Built by George Washington Parke Custis, grandson of Martha Washington and raised by her husband and his step-grandfather George Washington, Arlington House is more widely known as the pre-Civil War home of Robert E. Lee, who married Custis’s daughter Mary Randolph Custis, who inherited the home in 1857.
Lee lived in Arlington House between 1831 and 1861, with periods of absence due to military service. After Fort Sumter fell in April 1861, Lee, in Richmond at the time, resigned his commission in the Union Army; Mary left the home in May, and it soon became the domain of Northern troops and home to a Freedman’s Village of former slaves.

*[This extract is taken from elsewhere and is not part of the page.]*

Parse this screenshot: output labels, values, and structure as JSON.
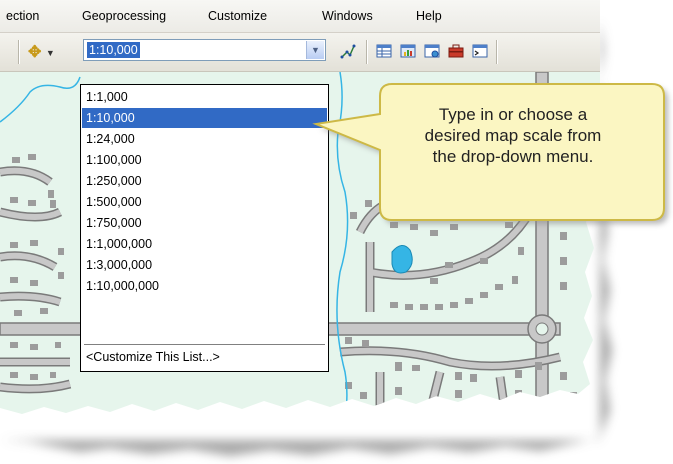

When U.S. Quartermaster Gen. Montgomery Meigs searched for a location to bury the growing number of war dead in the area, he zeroed in on Arlington House. As far as Meigs was concerned, the closer the Union dead were buried to the mansion, the better; Meigs wanted to punish Lee for siding with the Confederacy and to ensure Lee would never return to the home.
Currently undergoing renovations, Arlington House is unfurnished and remains a construction site but is open for visits. Park officials estimate that the work will be concluded and the house refurnished by 2012.
In front of this Georgian Revival mansion lies the grave of Washington city planner and Revolutionary War hero Pierre L’Enfant. Recognizing L’Enfant’s importance to the nation and the city, government officials relocated his body from Prince George County, Maryland, to a prominent spot in the cemetery in 1909.